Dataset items

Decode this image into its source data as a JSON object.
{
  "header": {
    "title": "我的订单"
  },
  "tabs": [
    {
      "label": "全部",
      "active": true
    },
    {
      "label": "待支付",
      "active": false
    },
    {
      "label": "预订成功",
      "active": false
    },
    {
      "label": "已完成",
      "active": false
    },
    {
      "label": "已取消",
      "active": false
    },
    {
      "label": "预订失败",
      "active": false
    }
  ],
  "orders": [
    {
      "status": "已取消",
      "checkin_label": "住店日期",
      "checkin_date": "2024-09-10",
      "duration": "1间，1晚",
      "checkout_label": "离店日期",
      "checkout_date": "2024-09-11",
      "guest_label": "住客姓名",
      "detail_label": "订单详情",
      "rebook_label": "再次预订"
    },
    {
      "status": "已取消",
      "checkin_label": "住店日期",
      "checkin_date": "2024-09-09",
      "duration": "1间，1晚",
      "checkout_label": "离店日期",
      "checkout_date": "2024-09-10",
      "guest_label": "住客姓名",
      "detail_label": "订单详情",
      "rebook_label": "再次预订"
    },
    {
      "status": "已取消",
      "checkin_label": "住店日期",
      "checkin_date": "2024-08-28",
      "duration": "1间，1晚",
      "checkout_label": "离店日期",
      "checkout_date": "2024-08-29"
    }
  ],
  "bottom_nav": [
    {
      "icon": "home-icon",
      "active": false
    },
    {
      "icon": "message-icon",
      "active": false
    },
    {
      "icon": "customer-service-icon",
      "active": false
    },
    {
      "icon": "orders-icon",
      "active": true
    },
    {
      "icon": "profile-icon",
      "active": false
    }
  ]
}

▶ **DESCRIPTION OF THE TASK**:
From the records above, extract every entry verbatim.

▶ **SOLUTION TO THE EXERCISE**:
Decode this image into its source data as a JSON object.
{
  "header": {
    "title": "我的订单"
  },
  "tabs": [
    {
      "label": "全部",
      "active": true
    },
    {
      "label": "待支付",
      "active": false
    },
    {
      "label": "预订成功",
      "active": false
    },
    {
      "label": "已完成",
      "active": false
    },
    {
      "label": "已取消",
      "active": false
    },
    {
      "label": "预订失败",
      "active": false
    }
  ],
  "orders": [
    {
      "status": "已取消",
      "checkin_label": "住店日期",
      "checkin_date": "2024-09-10",
      "duration": "1间，1晚",
      "checkout_label": "离店日期",
      "checkout_date": "2024-09-11",
      "guest_label": "住客姓名",
      "detail_label": "订单详情",
      "rebook_label": "再次预订"
    },
    {
      "status": "已取消",
      "checkin_label": "住店日期",
      "checkin_date": "2024-09-09",
      "duration": "1间，1晚",
      "checkout_label": "离店日期",
      "checkout_date": "2024-09-10",
      "guest_label": "住客姓名",
      "detail_label": "订单详情",
      "rebook_label": "再次预订"
    },
    {
      "status": "已取消",
      "checkin_label": "住店日期",
      "checkin_date": "2024-08-28",
      "duration": "1间，1晚",
      "checkout_label": "离店日期",
      "checkout_date": "2024-08-29"
    }
  ],
  "bottom_nav": [
    {
      "icon": "home-icon",
      "active": false
    },
    {
      "icon": "message-icon",
      "active": false
    },
    {
      "icon": "customer-service-icon",
      "active": false
    },
    {
      "icon": "orders-icon",
      "active": true
    },
    {
      "icon": "profile-icon",
      "active": false
    }
  ]
}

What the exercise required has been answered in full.